───── Entries supplied ─────

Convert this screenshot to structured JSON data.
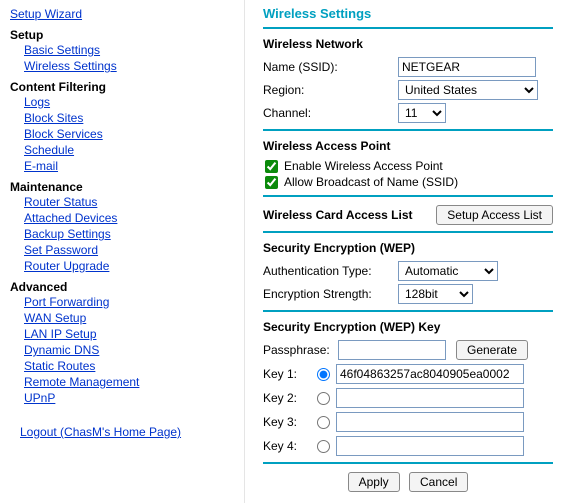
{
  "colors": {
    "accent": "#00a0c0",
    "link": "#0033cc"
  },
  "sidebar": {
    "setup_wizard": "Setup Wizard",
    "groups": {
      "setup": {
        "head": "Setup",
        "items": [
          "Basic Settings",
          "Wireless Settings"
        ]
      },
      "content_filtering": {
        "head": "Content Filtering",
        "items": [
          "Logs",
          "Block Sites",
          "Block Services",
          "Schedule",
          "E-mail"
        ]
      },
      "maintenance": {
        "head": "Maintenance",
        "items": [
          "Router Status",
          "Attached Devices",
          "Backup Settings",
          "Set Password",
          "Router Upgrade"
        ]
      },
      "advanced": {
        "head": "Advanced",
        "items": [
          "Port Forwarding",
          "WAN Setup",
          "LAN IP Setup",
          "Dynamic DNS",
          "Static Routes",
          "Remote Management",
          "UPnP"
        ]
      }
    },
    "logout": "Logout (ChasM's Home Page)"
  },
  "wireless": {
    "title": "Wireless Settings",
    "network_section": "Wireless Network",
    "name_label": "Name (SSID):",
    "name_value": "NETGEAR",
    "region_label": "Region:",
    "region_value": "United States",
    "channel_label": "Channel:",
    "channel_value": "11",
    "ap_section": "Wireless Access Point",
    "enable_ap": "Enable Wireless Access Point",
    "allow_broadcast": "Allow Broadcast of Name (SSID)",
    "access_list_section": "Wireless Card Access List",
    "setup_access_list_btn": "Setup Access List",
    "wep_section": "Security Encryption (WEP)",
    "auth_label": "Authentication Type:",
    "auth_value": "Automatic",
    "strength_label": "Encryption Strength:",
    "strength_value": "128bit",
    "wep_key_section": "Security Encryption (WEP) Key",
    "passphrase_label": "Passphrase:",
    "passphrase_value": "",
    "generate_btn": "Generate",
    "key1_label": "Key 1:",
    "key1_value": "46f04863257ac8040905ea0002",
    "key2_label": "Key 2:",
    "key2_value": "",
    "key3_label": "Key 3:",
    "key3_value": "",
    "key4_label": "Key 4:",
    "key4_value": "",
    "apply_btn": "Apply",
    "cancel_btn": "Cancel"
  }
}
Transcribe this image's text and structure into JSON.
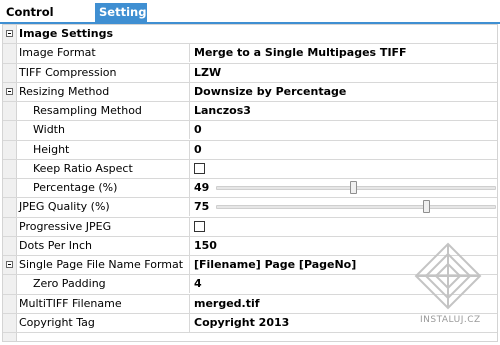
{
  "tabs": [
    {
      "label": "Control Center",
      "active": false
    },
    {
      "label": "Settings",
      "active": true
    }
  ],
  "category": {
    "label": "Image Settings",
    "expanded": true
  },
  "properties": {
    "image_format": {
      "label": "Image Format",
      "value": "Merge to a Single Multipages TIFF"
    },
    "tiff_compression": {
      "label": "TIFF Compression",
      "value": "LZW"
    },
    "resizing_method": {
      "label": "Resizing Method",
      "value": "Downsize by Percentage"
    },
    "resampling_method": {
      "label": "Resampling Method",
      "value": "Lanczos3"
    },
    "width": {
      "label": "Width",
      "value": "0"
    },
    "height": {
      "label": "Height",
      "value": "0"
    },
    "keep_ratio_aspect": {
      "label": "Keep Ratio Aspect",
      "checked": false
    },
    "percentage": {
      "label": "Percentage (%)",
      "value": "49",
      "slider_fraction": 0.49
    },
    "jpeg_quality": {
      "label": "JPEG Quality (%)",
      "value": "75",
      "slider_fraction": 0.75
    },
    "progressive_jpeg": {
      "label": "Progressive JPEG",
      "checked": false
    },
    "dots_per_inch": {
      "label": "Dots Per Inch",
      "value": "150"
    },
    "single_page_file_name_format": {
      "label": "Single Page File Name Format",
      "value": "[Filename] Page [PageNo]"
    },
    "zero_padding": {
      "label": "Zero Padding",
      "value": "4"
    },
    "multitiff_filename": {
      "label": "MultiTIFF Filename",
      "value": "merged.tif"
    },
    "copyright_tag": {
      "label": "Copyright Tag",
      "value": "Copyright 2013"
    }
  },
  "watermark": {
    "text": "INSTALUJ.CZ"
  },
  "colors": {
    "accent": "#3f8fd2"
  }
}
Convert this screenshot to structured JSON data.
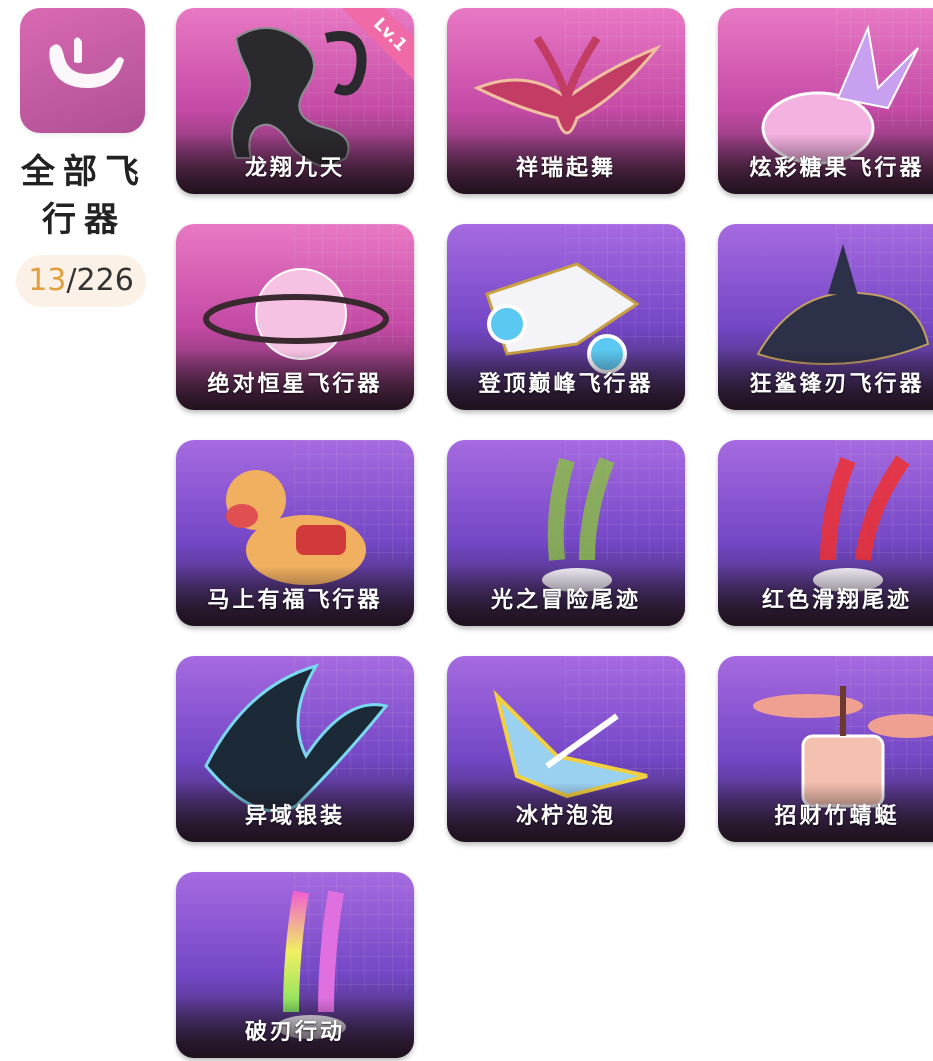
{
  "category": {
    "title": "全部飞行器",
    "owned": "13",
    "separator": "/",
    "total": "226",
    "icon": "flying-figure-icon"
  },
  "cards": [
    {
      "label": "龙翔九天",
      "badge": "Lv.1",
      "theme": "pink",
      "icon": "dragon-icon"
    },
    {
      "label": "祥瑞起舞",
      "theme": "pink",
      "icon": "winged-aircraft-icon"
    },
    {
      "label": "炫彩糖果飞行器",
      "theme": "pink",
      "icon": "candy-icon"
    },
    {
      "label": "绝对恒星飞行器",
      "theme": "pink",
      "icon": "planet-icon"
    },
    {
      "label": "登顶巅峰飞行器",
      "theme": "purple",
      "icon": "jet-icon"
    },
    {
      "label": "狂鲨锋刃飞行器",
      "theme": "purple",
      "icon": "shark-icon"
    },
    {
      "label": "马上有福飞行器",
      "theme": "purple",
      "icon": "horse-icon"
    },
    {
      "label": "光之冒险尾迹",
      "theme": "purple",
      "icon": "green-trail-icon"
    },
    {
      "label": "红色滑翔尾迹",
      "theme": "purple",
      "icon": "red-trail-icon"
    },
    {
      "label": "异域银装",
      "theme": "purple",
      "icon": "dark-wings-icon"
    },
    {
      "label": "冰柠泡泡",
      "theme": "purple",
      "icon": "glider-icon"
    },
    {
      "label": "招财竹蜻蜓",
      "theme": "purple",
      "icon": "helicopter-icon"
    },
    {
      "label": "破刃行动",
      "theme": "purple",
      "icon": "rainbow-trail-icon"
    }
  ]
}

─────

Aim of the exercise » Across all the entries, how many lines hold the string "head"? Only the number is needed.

Solved problem » 4